SHARE:  Facebooktwitterredditpinteresttumblrmail  FOLLOW:  Facebooktwitterrsstumblr
If you plan to buy this book, you can support FanLit by clicking on the book cover above and buying it (and anything else) at Amazon. It costs you nothing extra, but Amazon pays us a small referral fee. Click any book cover or this link. We use this income to keep the site running. It pays for website hosting, postage for giveaways, and bookmarks and t-shirts. Thank you!

KAT HOOPER, who started this site in June 2007, earned a Ph.D. in neuroscience and psychology at Indiana University (Bloomington) and now teaches and conducts brain research at the University of North Florida.
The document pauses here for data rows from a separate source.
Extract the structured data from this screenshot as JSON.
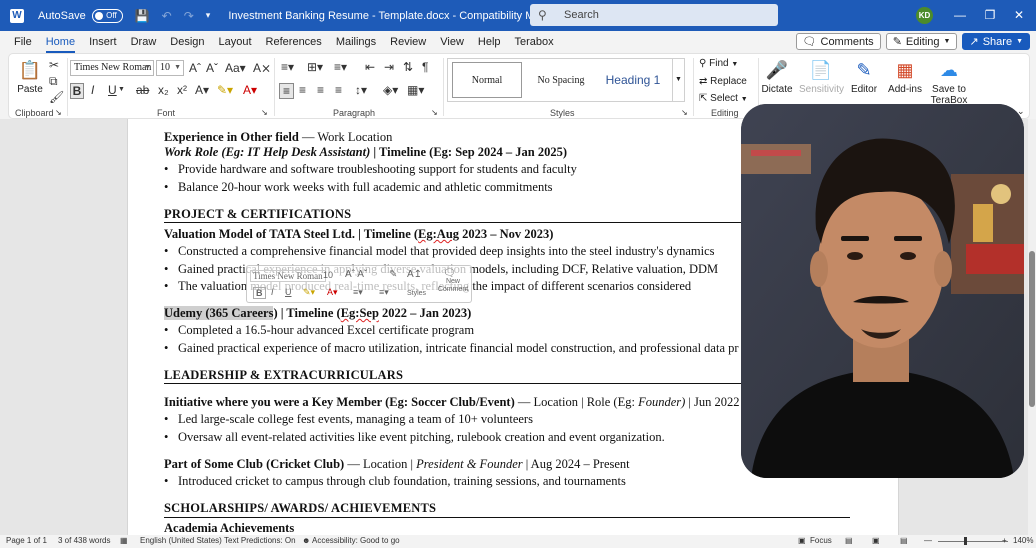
{
  "titlebar": {
    "autosave_label": "AutoSave",
    "autosave_state": "Off",
    "doc_title": "Investment Banking Resume - Template.docx  -  Compatibility Mode  •  Saved",
    "search_placeholder": "Search",
    "avatar_initials": "KD"
  },
  "menu": {
    "tabs": [
      "File",
      "Home",
      "Insert",
      "Draw",
      "Design",
      "Layout",
      "References",
      "Mailings",
      "Review",
      "View",
      "Help",
      "Terabox"
    ],
    "active_tab": "Home",
    "comments_label": "Comments",
    "editing_label": "Editing",
    "share_label": "Share"
  },
  "ribbon": {
    "clipboard": {
      "paste": "Paste",
      "label": "Clipboard"
    },
    "font": {
      "name": "Times New Roman",
      "size": "10",
      "label": "Font"
    },
    "paragraph": {
      "label": "Paragraph"
    },
    "styles": {
      "normal": "Normal",
      "no_spacing": "No Spacing",
      "heading1": "Heading 1",
      "label": "Styles"
    },
    "editing": {
      "find": "Find",
      "replace": "Replace",
      "select": "Select",
      "label": "Editing"
    },
    "voice": {
      "dictate": "Dictate"
    },
    "sensitivity": {
      "label": "Sensitivity"
    },
    "editor": {
      "label": "Editor"
    },
    "addins": {
      "label": "Add-ins"
    },
    "terabox": {
      "line1": "Save to",
      "line2": "TeraBox"
    }
  },
  "document": {
    "exp_head_bold": "Experience in Other field",
    "exp_head_rest": " — Work Location",
    "exp_role_italic": "Work Role (Eg: IT Help Desk Assistant)",
    "exp_role_rest": " | Timeline (Eg: Sep 2024 – Jan 2025)",
    "exp_b1": "Provide hardware and software troubleshooting support for students and faculty",
    "exp_b2": "Balance 20-hour work weeks with full academic and athletic commitments",
    "proj_heading": "PROJECT & CERTIFICATIONS",
    "proj1_title_a": "Valuation Model of TATA Steel Ltd. | Timeline (",
    "proj1_title_eg": "Eg:Aug",
    "proj1_title_b": " 2023 – Nov 2023)",
    "proj1_b1": "Constructed a comprehensive financial model that provided deep insights into the steel industry's dynamics",
    "proj1_b2": "Gained practical experience in applying diverse valuation models, including DCF, Relative valuation, DDM",
    "proj1_b3": "The valuation model produced real-time results, reflecting the impact of different scenarios considered",
    "proj2_title_sel": "Udemy (365 Careers",
    "proj2_title_a": ") | Timeline (",
    "proj2_title_eg": "Eg:Sep",
    "proj2_title_b": " 2022 – Jan 2023)",
    "proj2_b1": "Completed a 16.5-hour advanced Excel certificate program",
    "proj2_b2": "Gained practical experience of macro utilization, intricate financial model construction, and professional data pr",
    "lead_heading": "LEADERSHIP & EXTRACURRICULARS",
    "lead1_bold": "Initiative where you were a Key Member (Eg: Soccer Club/Event)",
    "lead1_rest_a": " — Location | Role (Eg: ",
    "lead1_italic": "Founder)",
    "lead1_rest_b": " | Jun 2022",
    "lead1_b1": "Led large-scale college fest events, managing a team of 10+ volunteers",
    "lead1_b2": "Oversaw all event-related activities like event pitching, rulebook creation and event organization.",
    "lead2_bold": "Part of Some Club (Cricket Club)",
    "lead2_rest_a": " — Location | ",
    "lead2_italic": "President & Founder",
    "lead2_rest_b": " | Aug 2024 – Present",
    "lead2_b1": "Introduced cricket to campus through club foundation, training sessions, and tournaments",
    "schol_heading": "SCHOLARSHIPS/ AWARDS/ ACHIEVEMENTS",
    "schol_sub": "Academia Achievements"
  },
  "minitoolbar": {
    "font": "Times New Roman",
    "size": "10",
    "styles": "Styles",
    "comment": "New Comment"
  },
  "statusbar": {
    "page": "Page 1 of 1",
    "words": "3 of 438 words",
    "language": "English (United States)",
    "predictions": "Text Predictions: On",
    "accessibility": "Accessibility: Good to go",
    "focus": "Focus",
    "zoom": "140%"
  },
  "colors": {
    "titlebar": "#1e5bb8",
    "accent": "#185abd",
    "heading1": "#2f5496"
  }
}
When she reads fiction, she wants to encounter new ideas and lots of imagination. She wants to view the world in a different way. She wants to have her mind blown. She loves beautiful language and has no patience for dull prose, vapid romance, or cheesy dialogue. She prefers complex characterization, intriguing plots, and plenty of action. Favorite authors are Jack Vance, Robin Hobb, Kage Baker, William Gibson, Gene Wolfe, Richard Matheson, and C.S. Lewis.

View all posts by

One comment

  1. With the relentless gentrification in SF and the huge homeless problem, this book sounds like Blackwell is tackling current events. I’ll probably pick it up just for the Art Deco theater!

Review this book and/or Leave a comment:

Your email address will not be published. Required fields are marked *